There was a woman who explained patiently to me why she had lost her lower limb (you don’t want to know). I remember a distressed older man who stayed up all night chanting the letters N-E-E-R-U-A-M over and over again. Only after a night without sleep did I realise he was chanting a woman’s name backwards. I never found out why.
I witnessed cruelty to a disabled man with longstanding psychosis. And I did my best to stop it. Once I was hugged by a young boy in tears (who could not have been more than 15 and who should not have been in an adult ward). Another time, I was harassed by a man who said he would kill me. Several friends talked to me for hours when I was suicidal (which was much of the time).
I sat up all night with a guy who dealt drugs who said he had a gun in his car and, if I needed it, would lend it to me if I was serious about topping myself. One friend was so depressed she often became catatonic.
A small group of us clubbed together sometimes for a take-away Chinese. I remember sharing sweet and sour chicken with a skinny woman called Sally in the local park. Years later she had a child - something she had never dreamed of being possible. That child came to our son's school. A couple of years later she collapsed with a fatal heart attack while walking over a railway bridge with her son. Sometimes life just sucks.
My friends and fellow inmates suffered terribly. And they displayed everyday heroism just to put one foot in front of the other. We shared stories (many almost unbearable), innumerable games of scrabble and chocolate biscuits. Some of those people are still alive (one became my wife), some died, some I lost contact with. I hope they are OK.
Why do you do?
The people I met on the ward are why I do what I do. They helped me. They taught me.
I am fortunate to be alive. I am even more fortunate to have been able to pursue a professional career that has allowed me to try and change the conditions for people who were, and are, less fortunate.
My work – like that of many others - is a small memorial to the pain suffered, the courage and sheer bloody resilience I witnessed on the ward. As someone said to me last week: ‘Passion is everything. You can learn the rest’. So I did.
So when you are next asked ‘what do you do?’, tell people that the real question is ‘why do you do?’. And then answer it.
And here is the poem that emerged from that restless sitting...
You Don’t Write Poems
You don’t take photographs of friends

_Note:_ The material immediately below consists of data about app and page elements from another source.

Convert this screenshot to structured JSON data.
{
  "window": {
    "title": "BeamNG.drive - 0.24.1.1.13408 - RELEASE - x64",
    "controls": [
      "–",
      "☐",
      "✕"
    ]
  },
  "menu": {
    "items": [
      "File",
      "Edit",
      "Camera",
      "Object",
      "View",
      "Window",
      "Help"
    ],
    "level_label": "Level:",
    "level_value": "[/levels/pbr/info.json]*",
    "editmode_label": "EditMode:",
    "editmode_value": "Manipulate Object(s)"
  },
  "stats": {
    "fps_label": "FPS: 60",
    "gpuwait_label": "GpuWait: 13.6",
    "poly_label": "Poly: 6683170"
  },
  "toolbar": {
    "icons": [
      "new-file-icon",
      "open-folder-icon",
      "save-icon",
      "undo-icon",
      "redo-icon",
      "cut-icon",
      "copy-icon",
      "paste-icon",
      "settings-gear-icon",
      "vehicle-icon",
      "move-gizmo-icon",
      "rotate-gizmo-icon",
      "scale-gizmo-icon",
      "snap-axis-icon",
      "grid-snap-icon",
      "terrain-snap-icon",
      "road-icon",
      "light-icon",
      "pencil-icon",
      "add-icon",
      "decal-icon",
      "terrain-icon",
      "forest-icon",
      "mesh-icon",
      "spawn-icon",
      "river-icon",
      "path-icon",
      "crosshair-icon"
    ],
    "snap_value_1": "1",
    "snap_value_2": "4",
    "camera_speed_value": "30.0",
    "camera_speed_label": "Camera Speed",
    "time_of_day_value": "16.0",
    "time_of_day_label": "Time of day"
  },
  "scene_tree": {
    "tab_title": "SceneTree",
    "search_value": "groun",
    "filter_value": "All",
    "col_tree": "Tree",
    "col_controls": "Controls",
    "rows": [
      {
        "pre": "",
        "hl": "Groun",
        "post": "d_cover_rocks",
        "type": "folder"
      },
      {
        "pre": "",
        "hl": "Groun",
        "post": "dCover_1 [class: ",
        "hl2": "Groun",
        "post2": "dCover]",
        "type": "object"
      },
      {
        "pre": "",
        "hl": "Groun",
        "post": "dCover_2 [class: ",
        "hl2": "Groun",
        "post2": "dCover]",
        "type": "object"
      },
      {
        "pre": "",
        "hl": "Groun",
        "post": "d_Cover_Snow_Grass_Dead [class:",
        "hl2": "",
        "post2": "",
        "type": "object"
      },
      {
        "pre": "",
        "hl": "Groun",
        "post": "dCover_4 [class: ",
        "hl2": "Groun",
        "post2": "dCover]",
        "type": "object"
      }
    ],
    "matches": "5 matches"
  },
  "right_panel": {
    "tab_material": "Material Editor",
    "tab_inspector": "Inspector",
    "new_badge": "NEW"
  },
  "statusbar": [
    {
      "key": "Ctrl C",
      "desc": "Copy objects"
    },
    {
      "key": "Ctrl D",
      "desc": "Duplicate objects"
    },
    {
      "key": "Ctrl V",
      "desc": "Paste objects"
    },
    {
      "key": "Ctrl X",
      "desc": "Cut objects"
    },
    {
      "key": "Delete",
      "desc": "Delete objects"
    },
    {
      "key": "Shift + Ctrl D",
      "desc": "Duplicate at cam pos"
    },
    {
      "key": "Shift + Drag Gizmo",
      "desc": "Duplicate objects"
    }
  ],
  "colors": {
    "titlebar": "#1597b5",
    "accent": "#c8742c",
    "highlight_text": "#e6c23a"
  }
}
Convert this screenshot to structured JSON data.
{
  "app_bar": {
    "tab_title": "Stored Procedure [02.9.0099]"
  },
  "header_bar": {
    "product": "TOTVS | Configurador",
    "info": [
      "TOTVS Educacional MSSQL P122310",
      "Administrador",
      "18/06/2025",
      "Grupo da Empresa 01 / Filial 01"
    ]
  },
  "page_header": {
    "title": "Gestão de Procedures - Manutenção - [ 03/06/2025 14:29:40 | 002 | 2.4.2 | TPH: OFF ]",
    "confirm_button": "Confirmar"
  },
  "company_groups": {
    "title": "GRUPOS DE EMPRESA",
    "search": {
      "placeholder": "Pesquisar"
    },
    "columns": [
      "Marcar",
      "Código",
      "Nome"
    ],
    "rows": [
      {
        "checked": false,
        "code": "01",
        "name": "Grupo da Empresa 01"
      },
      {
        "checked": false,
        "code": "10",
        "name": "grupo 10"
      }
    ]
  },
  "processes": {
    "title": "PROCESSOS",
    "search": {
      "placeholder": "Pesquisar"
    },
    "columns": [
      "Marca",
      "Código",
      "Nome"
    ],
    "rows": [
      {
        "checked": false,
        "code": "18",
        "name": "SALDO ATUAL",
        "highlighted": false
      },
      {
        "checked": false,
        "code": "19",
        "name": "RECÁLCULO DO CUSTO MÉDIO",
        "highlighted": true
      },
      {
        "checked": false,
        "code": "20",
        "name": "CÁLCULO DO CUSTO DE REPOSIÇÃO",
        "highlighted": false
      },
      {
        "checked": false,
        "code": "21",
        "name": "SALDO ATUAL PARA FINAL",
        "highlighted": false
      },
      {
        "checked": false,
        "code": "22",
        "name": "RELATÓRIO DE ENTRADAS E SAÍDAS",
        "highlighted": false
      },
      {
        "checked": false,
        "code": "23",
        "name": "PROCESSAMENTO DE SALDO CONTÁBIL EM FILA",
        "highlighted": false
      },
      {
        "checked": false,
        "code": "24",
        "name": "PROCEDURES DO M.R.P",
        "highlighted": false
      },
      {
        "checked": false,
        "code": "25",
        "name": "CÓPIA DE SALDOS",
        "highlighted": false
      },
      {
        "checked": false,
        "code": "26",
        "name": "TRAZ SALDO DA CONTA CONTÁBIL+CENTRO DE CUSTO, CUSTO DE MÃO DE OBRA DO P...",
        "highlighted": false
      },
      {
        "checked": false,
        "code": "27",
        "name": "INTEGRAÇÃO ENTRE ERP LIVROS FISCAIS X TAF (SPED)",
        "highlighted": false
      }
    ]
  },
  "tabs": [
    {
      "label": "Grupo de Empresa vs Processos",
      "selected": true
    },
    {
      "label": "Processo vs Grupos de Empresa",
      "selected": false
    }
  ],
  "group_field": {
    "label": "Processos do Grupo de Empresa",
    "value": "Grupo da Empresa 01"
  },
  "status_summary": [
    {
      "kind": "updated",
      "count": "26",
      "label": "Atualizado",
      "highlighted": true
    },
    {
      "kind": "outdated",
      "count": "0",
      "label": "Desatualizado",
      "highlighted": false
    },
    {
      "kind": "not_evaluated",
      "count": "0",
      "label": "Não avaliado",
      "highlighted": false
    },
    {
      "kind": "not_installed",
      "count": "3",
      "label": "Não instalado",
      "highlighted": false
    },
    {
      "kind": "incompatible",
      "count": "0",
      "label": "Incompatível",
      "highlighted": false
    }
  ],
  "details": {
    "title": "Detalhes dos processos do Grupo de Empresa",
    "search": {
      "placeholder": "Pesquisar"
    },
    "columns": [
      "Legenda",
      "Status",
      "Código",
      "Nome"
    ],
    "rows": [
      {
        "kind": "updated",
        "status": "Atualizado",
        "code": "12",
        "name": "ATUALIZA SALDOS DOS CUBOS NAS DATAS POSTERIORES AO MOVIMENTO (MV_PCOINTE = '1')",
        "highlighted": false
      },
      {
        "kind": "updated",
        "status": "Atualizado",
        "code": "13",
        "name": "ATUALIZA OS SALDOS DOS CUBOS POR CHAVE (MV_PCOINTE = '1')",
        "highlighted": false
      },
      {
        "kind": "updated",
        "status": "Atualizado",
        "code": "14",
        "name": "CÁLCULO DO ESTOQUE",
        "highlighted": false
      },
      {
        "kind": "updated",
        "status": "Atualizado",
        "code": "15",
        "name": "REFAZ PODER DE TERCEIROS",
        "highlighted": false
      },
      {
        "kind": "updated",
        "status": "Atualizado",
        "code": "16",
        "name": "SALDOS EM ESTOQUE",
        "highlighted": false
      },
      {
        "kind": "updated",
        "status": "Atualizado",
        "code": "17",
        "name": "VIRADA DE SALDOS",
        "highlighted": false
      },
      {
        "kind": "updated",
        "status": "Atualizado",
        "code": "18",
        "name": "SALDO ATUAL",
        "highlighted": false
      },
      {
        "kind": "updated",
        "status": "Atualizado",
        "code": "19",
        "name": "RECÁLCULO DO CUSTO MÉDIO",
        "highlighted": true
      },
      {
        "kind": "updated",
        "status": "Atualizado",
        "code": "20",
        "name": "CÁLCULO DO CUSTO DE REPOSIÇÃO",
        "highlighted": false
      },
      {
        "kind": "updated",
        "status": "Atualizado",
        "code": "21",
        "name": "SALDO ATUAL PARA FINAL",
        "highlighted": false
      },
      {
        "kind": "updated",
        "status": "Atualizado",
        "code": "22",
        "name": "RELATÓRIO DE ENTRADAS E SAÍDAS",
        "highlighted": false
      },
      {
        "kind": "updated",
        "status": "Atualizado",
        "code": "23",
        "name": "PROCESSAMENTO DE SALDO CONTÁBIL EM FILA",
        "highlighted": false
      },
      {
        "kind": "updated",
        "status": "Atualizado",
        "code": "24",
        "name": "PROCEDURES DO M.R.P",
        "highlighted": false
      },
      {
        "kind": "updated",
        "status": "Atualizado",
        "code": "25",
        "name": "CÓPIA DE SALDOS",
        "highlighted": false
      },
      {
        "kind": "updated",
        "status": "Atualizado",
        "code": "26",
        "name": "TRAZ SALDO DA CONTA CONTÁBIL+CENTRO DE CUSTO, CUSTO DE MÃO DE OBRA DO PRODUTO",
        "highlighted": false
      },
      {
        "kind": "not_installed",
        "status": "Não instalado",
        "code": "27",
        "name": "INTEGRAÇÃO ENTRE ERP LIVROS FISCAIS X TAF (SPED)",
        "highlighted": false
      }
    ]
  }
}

on a psychiatric ward.
You don’t write poems.
This is not the right time
for a memorial, or place
for a blue plaque.
All the pictures you have you scratch.
Any leftover words
you save to explain yourself.
Now I write to see his face
the day before he disappeared
forever to his caravan
or touch his hand
reaching out to offer me
a chocolate digestive biscuit.